WHAT THE TASK ASKS:
Apart from the pictures, output all of the records exactly.

────────────────

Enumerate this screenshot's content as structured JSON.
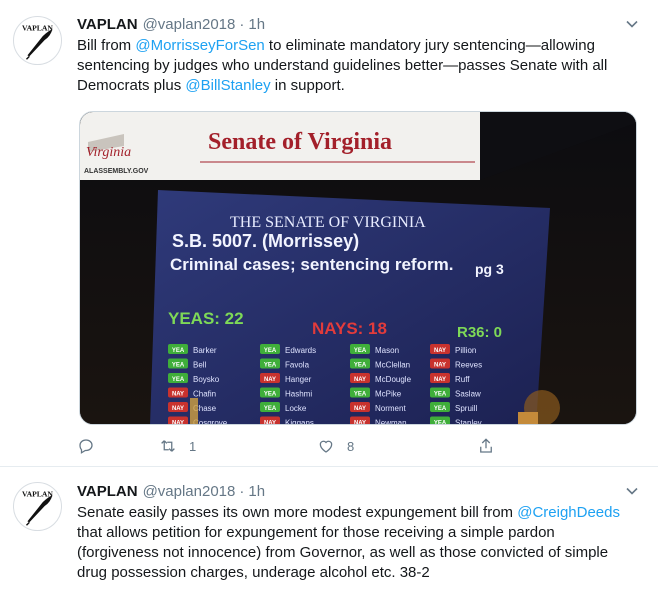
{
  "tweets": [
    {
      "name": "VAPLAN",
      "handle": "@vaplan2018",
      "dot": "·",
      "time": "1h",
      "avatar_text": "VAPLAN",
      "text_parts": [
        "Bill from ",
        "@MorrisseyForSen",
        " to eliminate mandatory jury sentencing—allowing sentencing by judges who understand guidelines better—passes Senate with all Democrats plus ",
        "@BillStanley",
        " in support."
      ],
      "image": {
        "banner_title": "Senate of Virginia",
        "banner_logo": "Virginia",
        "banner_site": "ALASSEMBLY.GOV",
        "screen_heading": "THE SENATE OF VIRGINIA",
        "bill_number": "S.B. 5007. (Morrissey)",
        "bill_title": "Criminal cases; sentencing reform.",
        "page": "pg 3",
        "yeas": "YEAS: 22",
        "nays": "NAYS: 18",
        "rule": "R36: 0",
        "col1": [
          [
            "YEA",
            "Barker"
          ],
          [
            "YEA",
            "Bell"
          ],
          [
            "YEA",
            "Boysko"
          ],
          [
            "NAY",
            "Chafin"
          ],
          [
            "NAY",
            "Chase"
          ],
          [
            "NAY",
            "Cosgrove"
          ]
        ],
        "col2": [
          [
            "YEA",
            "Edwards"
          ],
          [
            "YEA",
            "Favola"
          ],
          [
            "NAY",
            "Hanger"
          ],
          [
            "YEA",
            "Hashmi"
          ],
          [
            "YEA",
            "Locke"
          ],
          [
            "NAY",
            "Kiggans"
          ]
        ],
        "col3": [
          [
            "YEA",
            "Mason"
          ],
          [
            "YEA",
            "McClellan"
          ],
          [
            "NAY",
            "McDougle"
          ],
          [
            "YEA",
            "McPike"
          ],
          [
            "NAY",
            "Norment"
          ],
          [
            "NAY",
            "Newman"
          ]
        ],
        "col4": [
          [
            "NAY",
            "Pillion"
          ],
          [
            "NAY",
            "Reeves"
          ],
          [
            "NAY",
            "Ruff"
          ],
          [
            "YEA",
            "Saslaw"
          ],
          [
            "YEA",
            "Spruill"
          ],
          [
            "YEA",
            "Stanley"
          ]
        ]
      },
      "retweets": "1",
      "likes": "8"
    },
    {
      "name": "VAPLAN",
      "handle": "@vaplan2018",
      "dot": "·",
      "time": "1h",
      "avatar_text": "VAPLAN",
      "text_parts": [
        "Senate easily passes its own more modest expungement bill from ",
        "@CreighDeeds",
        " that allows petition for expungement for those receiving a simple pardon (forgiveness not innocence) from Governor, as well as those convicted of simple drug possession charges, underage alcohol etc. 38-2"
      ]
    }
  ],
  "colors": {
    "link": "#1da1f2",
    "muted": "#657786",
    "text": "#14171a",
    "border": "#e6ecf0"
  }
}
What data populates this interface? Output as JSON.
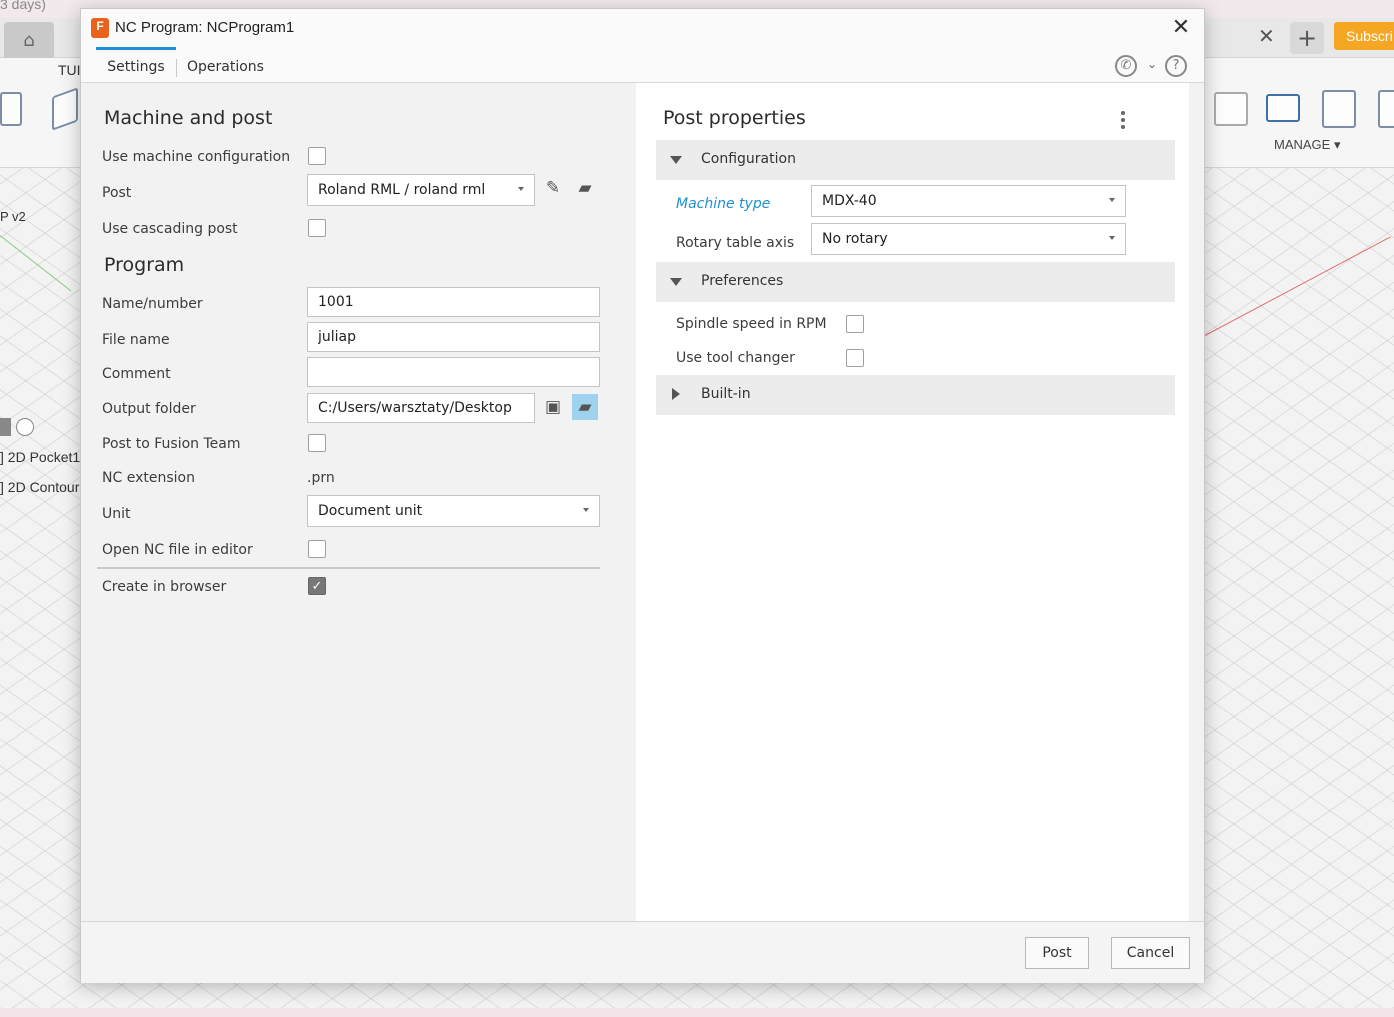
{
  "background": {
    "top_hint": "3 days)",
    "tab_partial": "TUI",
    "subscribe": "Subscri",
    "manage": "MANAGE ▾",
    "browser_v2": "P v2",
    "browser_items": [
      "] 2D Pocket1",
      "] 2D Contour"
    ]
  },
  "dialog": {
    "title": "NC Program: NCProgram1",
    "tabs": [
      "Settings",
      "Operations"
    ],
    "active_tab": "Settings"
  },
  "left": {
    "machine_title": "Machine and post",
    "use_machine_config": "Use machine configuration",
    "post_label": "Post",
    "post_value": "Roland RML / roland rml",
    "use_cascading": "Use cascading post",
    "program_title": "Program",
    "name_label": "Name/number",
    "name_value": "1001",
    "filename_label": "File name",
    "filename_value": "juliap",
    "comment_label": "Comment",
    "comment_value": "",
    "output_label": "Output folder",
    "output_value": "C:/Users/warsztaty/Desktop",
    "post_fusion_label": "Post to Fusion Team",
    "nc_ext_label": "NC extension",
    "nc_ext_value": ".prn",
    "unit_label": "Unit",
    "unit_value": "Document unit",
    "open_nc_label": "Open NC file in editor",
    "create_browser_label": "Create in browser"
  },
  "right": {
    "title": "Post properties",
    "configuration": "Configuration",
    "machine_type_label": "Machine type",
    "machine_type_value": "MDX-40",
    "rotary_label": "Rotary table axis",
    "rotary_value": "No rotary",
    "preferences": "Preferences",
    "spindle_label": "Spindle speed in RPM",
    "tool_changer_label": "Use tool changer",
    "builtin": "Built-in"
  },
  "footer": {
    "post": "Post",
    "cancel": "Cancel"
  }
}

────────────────

EXERCISE OUTPUT:
Enumerate this screenshot's content as structured JSON.
{
  "tweets": [
    {
      "name": "VAPLAN",
      "handle": "@vaplan2018",
      "dot": "·",
      "time": "1h",
      "avatar_text": "VAPLAN",
      "text_parts": [
        "Bill from ",
        "@MorrisseyForSen",
        " to eliminate mandatory jury sentencing—allowing sentencing by judges who understand guidelines better—passes Senate with all Democrats plus ",
        "@BillStanley",
        " in support."
      ],
      "image": {
        "banner_title": "Senate of Virginia",
        "banner_logo": "Virginia",
        "banner_site": "ALASSEMBLY.GOV",
        "screen_heading": "THE SENATE OF VIRGINIA",
        "bill_number": "S.B. 5007. (Morrissey)",
        "bill_title": "Criminal cases; sentencing reform.",
        "page": "pg 3",
        "yeas": "YEAS: 22",
        "nays": "NAYS: 18",
        "rule": "R36: 0",
        "col1": [
          [
            "YEA",
            "Barker"
          ],
          [
            "YEA",
            "Bell"
          ],
          [
            "YEA",
            "Boysko"
          ],
          [
            "NAY",
            "Chafin"
          ],
          [
            "NAY",
            "Chase"
          ],
          [
            "NAY",
            "Cosgrove"
          ]
        ],
        "col2": [
          [
            "YEA",
            "Edwards"
          ],
          [
            "YEA",
            "Favola"
          ],
          [
            "NAY",
            "Hanger"
          ],
          [
            "YEA",
            "Hashmi"
          ],
          [
            "YEA",
            "Locke"
          ],
          [
            "NAY",
            "Kiggans"
          ]
        ],
        "col3": [
          [
            "YEA",
            "Mason"
          ],
          [
            "YEA",
            "McClellan"
          ],
          [
            "NAY",
            "McDougle"
          ],
          [
            "YEA",
            "McPike"
          ],
          [
            "NAY",
            "Norment"
          ],
          [
            "NAY",
            "Newman"
          ]
        ],
        "col4": [
          [
            "NAY",
            "Pillion"
          ],
          [
            "NAY",
            "Reeves"
          ],
          [
            "NAY",
            "Ruff"
          ],
          [
            "YEA",
            "Saslaw"
          ],
          [
            "YEA",
            "Spruill"
          ],
          [
            "YEA",
            "Stanley"
          ]
        ]
      },
      "retweets": "1",
      "likes": "8"
    },
    {
      "name": "VAPLAN",
      "handle": "@vaplan2018",
      "dot": "·",
      "time": "1h",
      "avatar_text": "VAPLAN",
      "text_parts": [
        "Senate easily passes its own more modest expungement bill from ",
        "@CreighDeeds",
        " that allows petition for expungement for those receiving a simple pardon (forgiveness not innocence) from Governor, as well as those convicted of simple drug possession charges, underage alcohol etc. 38-2"
      ]
    }
  ],
  "colors": {
    "link": "#1da1f2",
    "muted": "#657786",
    "text": "#14171a",
    "border": "#e6ecf0"
  }
}
What data populates this interface? Output as JSON.
{
  "background": {
    "top_hint": "3 days)",
    "tab_partial": "TUI",
    "subscribe": "Subscri",
    "manage": "MANAGE ▾",
    "browser_v2": "P v2",
    "browser_items": [
      "] 2D Pocket1",
      "] 2D Contour"
    ]
  },
  "dialog": {
    "title": "NC Program: NCProgram1",
    "tabs": [
      "Settings",
      "Operations"
    ],
    "active_tab": "Settings"
  },
  "left": {
    "machine_title": "Machine and post",
    "use_machine_config": "Use machine configuration",
    "post_label": "Post",
    "post_value": "Roland RML / roland rml",
    "use_cascading": "Use cascading post",
    "program_title": "Program",
    "name_label": "Name/number",
    "name_value": "1001",
    "filename_label": "File name",
    "filename_value": "juliap",
    "comment_label": "Comment",
    "comment_value": "",
    "output_label": "Output folder",
    "output_value": "C:/Users/warsztaty/Desktop",
    "post_fusion_label": "Post to Fusion Team",
    "nc_ext_label": "NC extension",
    "nc_ext_value": ".prn",
    "unit_label": "Unit",
    "unit_value": "Document unit",
    "open_nc_label": "Open NC file in editor",
    "create_browser_label": "Create in browser"
  },
  "right": {
    "title": "Post properties",
    "configuration": "Configuration",
    "machine_type_label": "Machine type",
    "machine_type_value": "MDX-40",
    "rotary_label": "Rotary table axis",
    "rotary_value": "No rotary",
    "preferences": "Preferences",
    "spindle_label": "Spindle speed in RPM",
    "tool_changer_label": "Use tool changer",
    "builtin": "Built-in"
  },
  "footer": {
    "post": "Post",
    "cancel": "Cancel"
  }
}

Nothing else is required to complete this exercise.